Stored dataset items:
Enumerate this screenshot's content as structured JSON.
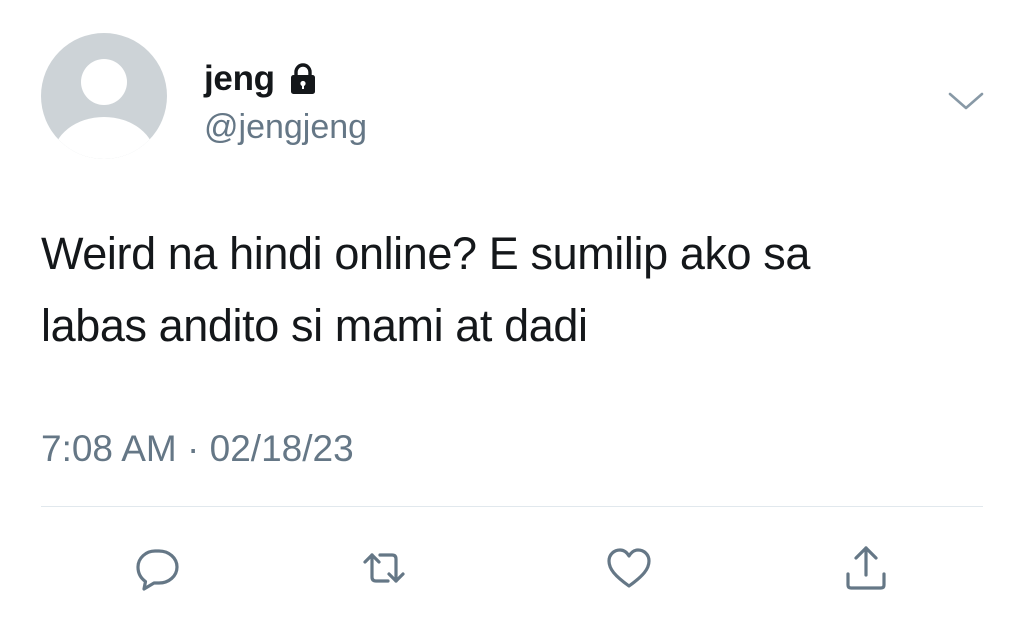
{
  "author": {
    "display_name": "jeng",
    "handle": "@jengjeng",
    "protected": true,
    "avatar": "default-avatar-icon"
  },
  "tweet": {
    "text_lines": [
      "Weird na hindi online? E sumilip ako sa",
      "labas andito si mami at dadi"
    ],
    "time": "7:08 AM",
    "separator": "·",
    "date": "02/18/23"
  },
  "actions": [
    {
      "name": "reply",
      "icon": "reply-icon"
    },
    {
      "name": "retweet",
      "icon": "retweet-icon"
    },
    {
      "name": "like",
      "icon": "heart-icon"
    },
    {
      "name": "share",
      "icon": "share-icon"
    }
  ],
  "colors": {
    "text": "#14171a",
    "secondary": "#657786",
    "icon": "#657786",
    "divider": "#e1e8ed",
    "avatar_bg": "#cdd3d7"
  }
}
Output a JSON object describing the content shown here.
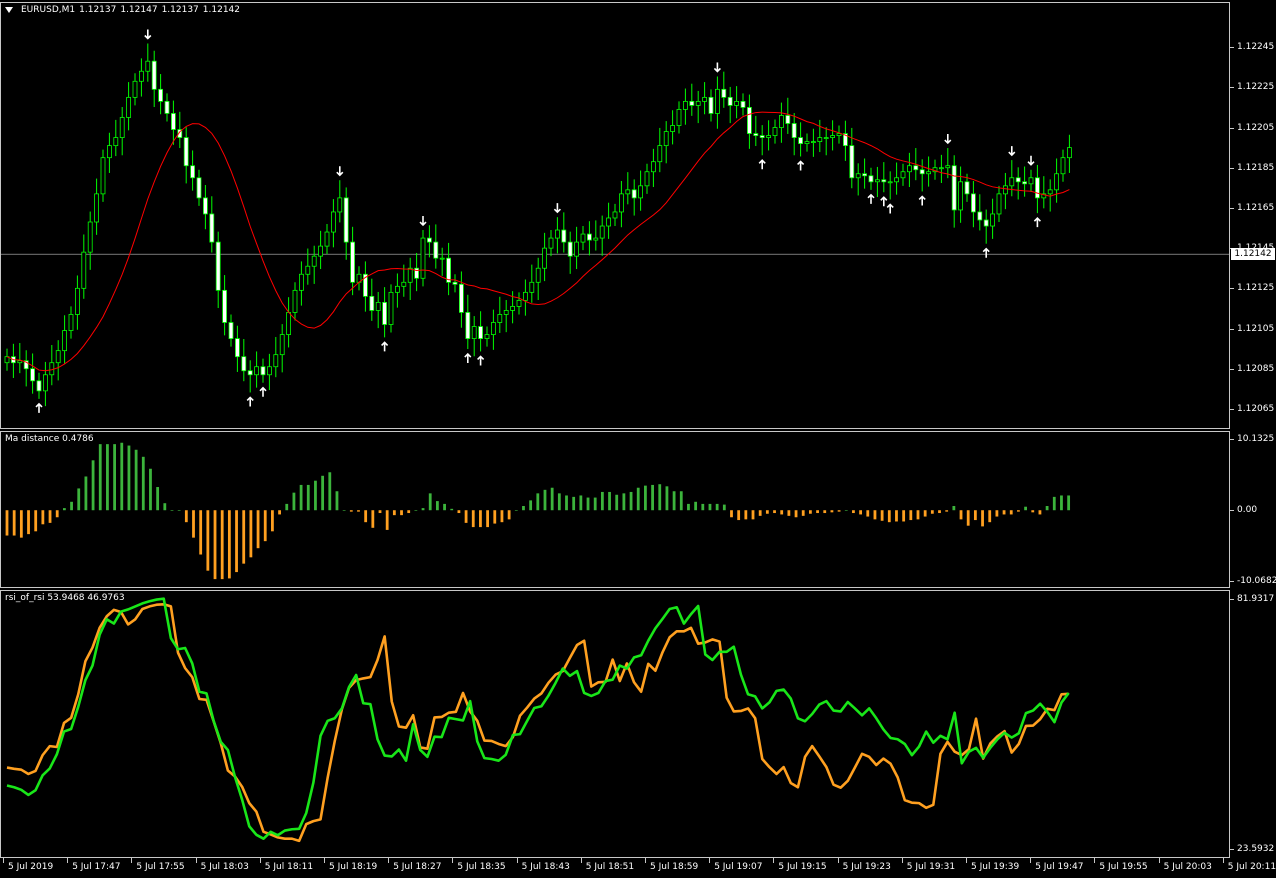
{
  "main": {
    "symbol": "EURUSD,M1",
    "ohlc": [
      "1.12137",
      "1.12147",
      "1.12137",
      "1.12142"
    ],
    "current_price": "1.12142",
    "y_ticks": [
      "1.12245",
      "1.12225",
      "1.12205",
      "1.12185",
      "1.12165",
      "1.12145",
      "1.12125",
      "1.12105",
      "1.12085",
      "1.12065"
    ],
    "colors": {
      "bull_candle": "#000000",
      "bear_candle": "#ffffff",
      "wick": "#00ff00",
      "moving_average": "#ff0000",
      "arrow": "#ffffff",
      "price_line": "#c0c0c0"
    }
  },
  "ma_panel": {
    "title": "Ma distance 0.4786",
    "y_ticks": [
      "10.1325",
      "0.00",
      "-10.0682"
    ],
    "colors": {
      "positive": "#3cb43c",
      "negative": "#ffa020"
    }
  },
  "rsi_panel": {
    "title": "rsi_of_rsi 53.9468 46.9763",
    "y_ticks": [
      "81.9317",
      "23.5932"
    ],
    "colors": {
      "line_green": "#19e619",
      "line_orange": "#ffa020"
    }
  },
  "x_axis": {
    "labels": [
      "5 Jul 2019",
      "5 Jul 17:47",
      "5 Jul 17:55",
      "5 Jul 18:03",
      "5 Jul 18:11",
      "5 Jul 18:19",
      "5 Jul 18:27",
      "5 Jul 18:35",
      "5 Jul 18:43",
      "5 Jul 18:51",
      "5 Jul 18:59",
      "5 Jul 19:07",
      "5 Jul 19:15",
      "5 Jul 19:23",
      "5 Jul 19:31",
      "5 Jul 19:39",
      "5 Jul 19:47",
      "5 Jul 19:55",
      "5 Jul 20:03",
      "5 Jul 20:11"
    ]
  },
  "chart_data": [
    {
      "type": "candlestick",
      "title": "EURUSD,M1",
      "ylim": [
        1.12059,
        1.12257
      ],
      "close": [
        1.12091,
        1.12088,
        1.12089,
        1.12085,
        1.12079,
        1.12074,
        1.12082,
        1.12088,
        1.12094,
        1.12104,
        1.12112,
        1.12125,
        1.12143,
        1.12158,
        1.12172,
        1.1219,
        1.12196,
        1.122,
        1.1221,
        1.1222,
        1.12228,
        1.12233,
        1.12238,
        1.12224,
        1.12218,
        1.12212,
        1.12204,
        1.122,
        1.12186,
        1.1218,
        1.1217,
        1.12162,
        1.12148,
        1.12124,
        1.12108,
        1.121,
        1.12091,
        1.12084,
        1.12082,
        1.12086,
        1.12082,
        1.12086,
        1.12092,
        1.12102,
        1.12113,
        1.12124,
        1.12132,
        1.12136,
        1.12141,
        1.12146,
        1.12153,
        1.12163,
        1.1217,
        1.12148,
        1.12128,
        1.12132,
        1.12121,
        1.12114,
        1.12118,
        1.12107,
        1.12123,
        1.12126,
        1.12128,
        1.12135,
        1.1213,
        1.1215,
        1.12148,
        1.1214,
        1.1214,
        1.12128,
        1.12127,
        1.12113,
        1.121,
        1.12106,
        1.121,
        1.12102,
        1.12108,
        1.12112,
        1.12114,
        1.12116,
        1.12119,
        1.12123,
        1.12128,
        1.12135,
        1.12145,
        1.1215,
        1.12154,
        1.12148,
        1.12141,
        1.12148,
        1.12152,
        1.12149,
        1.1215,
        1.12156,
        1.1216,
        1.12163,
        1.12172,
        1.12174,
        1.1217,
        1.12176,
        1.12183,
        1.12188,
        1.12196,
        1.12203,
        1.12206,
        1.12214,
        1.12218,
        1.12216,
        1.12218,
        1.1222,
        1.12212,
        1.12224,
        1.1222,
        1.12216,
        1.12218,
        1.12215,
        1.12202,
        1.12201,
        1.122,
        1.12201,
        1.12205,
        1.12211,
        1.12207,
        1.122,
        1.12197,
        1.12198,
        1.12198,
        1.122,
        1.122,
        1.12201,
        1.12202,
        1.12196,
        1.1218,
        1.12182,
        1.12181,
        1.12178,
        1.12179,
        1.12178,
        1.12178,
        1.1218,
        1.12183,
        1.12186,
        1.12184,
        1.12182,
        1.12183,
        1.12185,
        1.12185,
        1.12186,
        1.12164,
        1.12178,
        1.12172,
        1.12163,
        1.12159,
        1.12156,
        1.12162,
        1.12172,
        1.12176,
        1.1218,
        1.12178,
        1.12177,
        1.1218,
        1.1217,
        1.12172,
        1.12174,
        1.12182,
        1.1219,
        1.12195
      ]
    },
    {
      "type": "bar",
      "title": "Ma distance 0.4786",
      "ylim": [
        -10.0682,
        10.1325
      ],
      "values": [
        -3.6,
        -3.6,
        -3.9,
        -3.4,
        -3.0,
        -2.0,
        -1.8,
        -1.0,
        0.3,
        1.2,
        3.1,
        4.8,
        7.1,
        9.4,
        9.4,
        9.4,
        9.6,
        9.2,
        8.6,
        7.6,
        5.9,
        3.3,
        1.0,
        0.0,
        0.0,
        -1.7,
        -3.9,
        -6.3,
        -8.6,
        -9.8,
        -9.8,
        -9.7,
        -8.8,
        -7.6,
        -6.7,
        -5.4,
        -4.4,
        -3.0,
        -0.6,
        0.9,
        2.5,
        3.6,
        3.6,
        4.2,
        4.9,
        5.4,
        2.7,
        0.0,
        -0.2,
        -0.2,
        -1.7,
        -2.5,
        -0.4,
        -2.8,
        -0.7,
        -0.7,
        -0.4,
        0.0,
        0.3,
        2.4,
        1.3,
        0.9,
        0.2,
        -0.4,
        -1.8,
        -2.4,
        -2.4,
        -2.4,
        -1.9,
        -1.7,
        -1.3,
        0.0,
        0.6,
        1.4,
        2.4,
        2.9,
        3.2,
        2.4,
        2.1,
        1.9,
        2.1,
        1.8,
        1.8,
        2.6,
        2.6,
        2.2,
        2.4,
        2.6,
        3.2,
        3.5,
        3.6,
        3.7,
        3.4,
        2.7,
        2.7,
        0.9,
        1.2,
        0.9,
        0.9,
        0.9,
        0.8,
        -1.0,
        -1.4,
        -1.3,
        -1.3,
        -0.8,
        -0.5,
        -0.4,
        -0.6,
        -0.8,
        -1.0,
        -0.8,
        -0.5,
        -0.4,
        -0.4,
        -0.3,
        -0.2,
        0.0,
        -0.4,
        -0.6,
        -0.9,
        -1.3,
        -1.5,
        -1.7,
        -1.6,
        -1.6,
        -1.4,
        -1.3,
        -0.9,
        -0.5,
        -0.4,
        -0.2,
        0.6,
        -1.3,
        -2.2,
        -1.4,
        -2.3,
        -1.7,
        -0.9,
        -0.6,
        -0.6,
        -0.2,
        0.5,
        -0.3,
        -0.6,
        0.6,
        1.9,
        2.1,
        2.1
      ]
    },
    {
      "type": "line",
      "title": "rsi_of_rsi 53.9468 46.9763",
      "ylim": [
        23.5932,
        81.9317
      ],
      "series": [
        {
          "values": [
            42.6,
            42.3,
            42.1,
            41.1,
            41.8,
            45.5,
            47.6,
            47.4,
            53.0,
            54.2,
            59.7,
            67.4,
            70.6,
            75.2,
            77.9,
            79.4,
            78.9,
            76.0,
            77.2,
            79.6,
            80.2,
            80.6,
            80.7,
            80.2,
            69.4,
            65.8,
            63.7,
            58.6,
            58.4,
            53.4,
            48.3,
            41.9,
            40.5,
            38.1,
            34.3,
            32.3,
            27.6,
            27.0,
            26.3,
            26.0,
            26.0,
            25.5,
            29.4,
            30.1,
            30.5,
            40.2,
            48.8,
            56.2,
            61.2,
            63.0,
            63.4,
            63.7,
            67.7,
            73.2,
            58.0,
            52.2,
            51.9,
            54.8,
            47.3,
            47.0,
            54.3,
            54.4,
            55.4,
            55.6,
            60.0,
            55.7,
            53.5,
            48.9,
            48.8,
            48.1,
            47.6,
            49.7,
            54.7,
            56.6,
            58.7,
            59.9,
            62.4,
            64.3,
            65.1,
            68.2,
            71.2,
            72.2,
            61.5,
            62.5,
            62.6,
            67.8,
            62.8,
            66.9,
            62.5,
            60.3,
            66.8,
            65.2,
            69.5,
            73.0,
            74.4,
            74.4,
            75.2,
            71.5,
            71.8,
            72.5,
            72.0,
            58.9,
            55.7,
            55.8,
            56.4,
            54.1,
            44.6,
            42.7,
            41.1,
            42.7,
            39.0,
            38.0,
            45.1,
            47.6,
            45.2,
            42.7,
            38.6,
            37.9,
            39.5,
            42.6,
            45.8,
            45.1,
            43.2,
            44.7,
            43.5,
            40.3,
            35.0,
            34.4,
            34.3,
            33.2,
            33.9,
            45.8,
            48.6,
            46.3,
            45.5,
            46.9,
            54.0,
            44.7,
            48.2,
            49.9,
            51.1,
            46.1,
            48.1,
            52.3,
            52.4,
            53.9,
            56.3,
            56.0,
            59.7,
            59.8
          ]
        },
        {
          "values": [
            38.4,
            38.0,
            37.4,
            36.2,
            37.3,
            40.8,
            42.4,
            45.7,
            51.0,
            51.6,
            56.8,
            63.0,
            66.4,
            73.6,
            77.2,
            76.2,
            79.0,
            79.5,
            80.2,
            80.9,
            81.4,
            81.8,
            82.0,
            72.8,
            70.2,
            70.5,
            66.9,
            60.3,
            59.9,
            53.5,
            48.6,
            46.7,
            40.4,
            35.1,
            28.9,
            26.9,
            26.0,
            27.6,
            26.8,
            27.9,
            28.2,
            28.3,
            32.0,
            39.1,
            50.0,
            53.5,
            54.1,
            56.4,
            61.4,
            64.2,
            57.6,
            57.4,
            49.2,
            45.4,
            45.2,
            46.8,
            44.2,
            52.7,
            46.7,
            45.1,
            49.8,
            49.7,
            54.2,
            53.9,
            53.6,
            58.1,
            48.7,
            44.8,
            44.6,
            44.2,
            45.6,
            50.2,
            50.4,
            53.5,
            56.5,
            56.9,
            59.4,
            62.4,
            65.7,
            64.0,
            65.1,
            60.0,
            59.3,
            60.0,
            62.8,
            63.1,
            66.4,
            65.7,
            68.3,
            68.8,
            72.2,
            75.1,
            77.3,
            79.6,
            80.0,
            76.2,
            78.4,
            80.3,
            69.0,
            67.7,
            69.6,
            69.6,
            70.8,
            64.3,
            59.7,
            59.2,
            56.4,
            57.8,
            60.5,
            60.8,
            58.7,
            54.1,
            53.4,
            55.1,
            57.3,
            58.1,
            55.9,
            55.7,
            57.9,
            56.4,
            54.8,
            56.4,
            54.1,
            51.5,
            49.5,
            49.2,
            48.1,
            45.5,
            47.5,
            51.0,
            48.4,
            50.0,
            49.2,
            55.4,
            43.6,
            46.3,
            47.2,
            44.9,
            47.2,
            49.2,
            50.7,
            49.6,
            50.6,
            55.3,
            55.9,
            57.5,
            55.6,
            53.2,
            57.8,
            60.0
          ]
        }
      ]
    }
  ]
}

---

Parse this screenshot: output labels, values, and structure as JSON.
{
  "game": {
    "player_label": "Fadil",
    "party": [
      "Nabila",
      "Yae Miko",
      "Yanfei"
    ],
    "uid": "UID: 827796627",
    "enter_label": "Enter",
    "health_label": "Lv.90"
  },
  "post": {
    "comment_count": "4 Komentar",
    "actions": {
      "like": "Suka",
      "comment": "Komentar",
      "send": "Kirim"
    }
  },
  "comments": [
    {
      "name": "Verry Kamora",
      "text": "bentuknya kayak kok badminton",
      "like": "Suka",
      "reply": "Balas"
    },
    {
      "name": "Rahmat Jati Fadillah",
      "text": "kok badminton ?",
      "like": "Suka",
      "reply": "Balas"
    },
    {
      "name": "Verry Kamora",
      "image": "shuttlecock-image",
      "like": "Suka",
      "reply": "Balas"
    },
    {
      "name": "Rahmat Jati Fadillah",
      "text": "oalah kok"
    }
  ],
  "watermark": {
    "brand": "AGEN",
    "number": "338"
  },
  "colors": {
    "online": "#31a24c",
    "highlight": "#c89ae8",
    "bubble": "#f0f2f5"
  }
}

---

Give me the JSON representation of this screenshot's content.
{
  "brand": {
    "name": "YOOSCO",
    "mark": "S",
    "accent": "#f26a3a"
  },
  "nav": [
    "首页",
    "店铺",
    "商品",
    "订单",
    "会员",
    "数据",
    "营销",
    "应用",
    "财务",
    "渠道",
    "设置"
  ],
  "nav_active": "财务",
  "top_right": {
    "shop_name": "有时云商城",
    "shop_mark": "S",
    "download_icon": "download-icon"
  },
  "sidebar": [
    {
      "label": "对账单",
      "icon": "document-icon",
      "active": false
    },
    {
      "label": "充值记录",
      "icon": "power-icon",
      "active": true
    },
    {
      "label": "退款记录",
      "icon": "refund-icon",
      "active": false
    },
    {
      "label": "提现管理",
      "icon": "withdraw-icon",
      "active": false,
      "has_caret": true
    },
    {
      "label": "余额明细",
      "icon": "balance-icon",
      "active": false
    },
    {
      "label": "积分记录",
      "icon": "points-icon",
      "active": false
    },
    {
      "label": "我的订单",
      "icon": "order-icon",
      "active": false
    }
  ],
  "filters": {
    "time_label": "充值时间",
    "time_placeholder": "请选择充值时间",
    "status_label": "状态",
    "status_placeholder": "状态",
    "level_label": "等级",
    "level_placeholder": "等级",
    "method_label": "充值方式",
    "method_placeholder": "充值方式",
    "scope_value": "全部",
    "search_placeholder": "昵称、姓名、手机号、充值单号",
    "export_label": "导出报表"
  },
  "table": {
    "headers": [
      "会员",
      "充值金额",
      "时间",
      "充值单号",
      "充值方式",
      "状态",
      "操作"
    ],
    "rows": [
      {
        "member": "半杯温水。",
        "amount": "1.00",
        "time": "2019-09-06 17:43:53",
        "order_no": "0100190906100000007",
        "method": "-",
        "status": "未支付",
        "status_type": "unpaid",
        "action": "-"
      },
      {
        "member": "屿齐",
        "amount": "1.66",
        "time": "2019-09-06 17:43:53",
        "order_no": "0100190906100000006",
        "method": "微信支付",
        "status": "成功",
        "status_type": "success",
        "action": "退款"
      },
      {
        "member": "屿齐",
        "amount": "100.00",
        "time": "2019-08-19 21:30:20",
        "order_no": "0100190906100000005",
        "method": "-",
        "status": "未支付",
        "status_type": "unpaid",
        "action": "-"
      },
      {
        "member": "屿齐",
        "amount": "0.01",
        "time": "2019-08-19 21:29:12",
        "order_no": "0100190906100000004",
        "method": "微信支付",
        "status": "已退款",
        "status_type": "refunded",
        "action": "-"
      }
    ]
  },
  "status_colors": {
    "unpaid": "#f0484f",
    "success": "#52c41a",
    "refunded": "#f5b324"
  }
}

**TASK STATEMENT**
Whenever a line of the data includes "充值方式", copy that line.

**WRITTEN SOLUTION**
    "method_label": "充值方式",
    "method_placeholder": "充值方式",
      "充值方式",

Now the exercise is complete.